Fast foot ferries keep cars off the road, decrease carbon emissions give former car commuters time to zone instead of groan.

“When the new Kitsap ferry is done, it will save commuters tremendous time,” Nichols pointed out. “Instead of driving to Kingston, waiting to get on the Washington State ferry, then getting off in Edmonds and driving the I-5 nightmare to Seattle, they get on a fast ferry and 39 minutes later, boom, they’re in Seattle.”

Fast ferries are double hull catamarans, providing both speed and stability. Nichols Brother Boat Builders renovated this former New York waterway vessel, M/V Finest, and it’s now one of Kitsap County’s ferries. (Photo provided)

Fast ferries are double hull catamarans, providing both speed and stability. Nichols Brother Boat Builders renovated this former New York waterway vessel, M/V Finest, and it’s now one of Kitsap County’s ferries. (Photo provided)

More in News

Employment picture returning to normal in county

Island County unemployment is slowing returning closer to normal as pandemic restrictions ease.

Oak Harbor man charged for brandishing pellet gun

The 21-year-old man is facing a felony charge.

Report: Tax funded 6.6 miles of road work

There are more street improvement projects on the way.

Wright’s Crossing loses 5th appeal

Wright’s Crossing’s proposed housing development south of Oak Harbor lost was blocked again.

Whidbey man shot to death in Whatcom County

Bellingham woman was arrested Tuesday on suspicion of murder.

Photo by Christina Whiting
Peter Smith-Case of Case Farm sells some veggies to some interested buyers at the opening Saturday of the Coupeville Farmers Market this past weekend.
Island’s farmers market season gets underway

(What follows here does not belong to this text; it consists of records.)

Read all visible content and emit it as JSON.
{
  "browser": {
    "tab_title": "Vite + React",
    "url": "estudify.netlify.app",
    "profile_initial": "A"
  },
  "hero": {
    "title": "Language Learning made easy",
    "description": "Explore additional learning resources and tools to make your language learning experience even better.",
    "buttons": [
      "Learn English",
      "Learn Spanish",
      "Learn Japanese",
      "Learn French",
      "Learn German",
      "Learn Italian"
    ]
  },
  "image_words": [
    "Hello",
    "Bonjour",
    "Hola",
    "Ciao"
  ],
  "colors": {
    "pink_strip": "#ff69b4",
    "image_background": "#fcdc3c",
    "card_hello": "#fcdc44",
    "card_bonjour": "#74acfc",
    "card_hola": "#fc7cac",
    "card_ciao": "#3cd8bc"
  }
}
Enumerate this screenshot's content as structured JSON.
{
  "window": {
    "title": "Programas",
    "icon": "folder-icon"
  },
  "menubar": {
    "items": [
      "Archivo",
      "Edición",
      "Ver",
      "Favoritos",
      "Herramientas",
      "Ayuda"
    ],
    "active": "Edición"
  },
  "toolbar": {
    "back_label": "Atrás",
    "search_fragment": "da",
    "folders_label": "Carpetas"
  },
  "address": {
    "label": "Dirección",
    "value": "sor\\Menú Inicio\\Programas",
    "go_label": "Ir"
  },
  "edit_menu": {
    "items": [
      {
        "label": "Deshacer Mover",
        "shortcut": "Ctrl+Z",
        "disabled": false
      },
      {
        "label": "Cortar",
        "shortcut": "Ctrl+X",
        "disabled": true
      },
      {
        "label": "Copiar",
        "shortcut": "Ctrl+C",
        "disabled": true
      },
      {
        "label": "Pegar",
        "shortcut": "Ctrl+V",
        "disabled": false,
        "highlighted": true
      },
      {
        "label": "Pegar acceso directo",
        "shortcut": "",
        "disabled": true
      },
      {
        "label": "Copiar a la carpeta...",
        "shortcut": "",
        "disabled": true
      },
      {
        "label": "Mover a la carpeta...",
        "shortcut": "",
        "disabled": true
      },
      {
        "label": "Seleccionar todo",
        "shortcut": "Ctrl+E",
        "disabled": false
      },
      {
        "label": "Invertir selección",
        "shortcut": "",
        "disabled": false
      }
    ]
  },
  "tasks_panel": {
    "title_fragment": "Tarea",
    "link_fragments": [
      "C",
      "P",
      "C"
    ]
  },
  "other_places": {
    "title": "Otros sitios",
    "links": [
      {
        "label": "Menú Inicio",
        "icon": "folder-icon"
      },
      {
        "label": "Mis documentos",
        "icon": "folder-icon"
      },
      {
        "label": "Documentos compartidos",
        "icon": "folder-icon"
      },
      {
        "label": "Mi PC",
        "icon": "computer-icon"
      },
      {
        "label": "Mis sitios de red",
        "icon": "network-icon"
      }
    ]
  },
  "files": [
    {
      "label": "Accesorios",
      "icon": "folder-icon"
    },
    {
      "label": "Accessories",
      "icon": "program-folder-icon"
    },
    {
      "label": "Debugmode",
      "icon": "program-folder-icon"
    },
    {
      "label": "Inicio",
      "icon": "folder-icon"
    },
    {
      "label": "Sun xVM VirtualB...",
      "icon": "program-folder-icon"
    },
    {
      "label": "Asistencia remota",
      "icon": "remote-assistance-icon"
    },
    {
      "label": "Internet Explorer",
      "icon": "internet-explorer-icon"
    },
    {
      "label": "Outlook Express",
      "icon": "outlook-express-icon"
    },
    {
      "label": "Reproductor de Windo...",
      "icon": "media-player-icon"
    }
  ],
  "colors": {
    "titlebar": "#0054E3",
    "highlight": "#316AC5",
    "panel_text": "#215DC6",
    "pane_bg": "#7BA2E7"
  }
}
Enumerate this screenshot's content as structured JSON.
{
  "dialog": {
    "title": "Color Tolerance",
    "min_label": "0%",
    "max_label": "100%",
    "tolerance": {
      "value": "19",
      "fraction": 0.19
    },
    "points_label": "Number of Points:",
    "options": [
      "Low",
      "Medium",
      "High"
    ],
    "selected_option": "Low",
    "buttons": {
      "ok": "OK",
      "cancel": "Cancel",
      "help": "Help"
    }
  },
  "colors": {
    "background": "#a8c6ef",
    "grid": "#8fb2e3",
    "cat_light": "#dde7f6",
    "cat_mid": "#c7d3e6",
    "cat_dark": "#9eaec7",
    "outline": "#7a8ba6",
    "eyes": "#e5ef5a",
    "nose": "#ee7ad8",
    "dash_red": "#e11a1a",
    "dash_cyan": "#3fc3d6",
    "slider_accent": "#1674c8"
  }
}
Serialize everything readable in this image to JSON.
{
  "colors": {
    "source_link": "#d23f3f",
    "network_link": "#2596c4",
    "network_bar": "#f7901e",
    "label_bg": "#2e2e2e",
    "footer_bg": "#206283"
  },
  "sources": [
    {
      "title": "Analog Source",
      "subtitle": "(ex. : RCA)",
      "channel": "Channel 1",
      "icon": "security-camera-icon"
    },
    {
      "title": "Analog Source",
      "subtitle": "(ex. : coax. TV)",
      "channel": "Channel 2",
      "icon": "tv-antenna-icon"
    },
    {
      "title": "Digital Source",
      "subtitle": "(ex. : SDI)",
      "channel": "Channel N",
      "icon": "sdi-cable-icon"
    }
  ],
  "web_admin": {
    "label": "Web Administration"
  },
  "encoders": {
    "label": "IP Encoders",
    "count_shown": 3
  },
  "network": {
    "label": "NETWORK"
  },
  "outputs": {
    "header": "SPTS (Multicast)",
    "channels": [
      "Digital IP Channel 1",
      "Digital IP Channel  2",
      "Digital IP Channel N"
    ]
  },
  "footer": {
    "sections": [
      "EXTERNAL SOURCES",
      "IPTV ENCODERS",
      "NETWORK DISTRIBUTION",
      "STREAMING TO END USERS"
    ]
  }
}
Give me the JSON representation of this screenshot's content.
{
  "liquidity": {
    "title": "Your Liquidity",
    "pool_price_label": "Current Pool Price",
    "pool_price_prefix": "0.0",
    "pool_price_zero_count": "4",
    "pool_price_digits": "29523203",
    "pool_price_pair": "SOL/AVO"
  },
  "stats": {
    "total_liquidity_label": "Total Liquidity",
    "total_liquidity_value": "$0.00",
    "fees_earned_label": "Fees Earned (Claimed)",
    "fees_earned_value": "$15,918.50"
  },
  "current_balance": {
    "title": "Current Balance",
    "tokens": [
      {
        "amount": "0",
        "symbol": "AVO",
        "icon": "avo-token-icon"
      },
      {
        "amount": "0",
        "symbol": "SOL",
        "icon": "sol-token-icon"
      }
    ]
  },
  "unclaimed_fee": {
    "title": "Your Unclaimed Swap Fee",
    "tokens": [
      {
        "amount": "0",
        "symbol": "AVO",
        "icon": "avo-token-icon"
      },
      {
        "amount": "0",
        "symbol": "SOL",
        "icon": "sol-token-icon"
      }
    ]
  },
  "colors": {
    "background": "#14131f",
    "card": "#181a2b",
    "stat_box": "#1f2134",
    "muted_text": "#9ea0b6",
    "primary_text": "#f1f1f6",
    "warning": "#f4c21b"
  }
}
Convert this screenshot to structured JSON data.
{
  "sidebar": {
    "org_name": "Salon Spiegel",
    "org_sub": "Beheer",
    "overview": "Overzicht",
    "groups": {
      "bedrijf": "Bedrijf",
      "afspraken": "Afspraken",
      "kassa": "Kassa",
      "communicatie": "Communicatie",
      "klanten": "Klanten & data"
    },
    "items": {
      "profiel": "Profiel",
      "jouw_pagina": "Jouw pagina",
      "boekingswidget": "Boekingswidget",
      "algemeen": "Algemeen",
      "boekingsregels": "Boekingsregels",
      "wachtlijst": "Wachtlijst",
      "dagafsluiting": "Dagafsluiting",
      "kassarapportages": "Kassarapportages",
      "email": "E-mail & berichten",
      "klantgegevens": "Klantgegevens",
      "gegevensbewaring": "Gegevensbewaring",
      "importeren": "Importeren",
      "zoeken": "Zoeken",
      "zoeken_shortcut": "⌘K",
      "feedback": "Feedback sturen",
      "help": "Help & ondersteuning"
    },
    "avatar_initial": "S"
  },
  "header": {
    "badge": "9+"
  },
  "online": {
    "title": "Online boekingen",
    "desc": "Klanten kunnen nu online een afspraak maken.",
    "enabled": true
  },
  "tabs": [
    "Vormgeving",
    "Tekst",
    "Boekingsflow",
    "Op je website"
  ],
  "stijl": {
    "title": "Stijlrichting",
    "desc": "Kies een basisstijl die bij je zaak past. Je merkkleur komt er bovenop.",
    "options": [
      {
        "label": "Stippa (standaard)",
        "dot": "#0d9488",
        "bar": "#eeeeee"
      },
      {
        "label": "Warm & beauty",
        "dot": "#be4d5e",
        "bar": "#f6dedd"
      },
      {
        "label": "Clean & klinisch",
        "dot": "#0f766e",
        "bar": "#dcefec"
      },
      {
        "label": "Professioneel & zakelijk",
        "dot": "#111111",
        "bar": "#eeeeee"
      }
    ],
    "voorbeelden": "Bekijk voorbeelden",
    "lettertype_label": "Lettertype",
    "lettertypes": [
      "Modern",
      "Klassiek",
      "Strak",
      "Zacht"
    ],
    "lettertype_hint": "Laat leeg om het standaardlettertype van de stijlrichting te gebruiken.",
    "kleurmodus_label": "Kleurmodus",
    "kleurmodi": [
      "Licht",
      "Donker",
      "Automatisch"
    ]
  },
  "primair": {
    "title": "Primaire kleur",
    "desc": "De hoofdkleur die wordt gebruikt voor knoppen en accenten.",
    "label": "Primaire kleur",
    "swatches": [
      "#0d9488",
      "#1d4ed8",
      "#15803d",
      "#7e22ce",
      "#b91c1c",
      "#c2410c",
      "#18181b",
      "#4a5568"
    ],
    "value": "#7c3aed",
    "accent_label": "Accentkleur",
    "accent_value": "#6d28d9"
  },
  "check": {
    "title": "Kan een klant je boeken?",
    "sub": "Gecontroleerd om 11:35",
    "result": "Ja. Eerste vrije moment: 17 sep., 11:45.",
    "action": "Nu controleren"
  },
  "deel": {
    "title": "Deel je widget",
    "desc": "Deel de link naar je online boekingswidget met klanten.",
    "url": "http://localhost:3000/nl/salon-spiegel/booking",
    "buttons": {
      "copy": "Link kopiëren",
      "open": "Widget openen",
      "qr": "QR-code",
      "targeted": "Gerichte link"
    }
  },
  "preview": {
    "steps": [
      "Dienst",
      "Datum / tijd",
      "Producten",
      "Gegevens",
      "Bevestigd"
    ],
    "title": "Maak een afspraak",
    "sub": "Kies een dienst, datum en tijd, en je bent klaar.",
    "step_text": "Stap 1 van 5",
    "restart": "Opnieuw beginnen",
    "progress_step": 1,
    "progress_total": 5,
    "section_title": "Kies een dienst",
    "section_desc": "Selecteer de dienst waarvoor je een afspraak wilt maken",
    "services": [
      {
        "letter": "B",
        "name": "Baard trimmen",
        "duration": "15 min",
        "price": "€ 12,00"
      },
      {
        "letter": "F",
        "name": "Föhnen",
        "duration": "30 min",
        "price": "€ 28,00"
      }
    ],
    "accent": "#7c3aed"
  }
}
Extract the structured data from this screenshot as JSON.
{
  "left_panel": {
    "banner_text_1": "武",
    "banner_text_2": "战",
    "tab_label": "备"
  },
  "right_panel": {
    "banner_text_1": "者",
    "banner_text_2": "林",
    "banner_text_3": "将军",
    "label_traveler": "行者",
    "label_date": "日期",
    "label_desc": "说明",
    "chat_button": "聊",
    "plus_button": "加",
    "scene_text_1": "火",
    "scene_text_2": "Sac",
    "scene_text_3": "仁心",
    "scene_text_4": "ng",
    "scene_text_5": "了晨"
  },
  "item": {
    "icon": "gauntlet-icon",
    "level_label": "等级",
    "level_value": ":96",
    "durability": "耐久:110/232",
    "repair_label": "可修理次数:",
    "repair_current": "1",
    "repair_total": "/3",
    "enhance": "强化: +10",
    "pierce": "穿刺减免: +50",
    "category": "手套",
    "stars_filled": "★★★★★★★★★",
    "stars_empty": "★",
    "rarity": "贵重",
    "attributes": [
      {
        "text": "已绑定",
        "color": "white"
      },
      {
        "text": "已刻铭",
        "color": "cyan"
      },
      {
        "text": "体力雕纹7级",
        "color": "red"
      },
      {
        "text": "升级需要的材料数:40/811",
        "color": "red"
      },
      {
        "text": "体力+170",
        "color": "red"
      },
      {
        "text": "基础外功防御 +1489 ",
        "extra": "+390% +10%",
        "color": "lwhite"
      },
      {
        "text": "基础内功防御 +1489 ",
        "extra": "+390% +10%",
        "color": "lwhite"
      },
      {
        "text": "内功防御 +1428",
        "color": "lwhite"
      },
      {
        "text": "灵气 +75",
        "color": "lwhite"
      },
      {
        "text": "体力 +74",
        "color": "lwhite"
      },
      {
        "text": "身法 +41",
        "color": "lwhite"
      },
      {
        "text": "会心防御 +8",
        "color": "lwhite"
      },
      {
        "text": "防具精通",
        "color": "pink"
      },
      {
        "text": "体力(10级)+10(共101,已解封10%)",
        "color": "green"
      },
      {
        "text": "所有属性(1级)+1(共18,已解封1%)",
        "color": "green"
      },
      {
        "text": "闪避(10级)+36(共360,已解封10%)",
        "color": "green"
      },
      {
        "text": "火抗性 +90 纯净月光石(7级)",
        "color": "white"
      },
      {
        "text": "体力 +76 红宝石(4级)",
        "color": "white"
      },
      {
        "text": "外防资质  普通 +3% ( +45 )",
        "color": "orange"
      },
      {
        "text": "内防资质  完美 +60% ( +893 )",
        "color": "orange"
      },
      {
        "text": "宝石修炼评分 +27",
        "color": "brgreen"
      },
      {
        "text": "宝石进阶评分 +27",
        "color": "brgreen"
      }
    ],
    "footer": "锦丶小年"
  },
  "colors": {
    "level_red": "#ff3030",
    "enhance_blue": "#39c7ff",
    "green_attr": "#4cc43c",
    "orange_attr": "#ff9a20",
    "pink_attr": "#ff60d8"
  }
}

The Coupeville Farmers Market opened last weekend and more markets are coming up.

Fire department holding commissioner elections

South Whidbey Fire/EMS seeks a new fire commissioner to fill Position 3,… Continue reading

SmileMobile bound for Langley

The SmileMobile is headed to the South Whidbey April 12-14. The dentist… Continue reading

Stefen Bosworth, co-owner and chef of Savory, cooks up some squid ink linguine. (Photo by Kira Erickson/South Whidbey Record)
Couple ventures into restaurant business

“Eclectic comfort food” is on the menu at Langley’s newest restaurant, Savory.

Most Read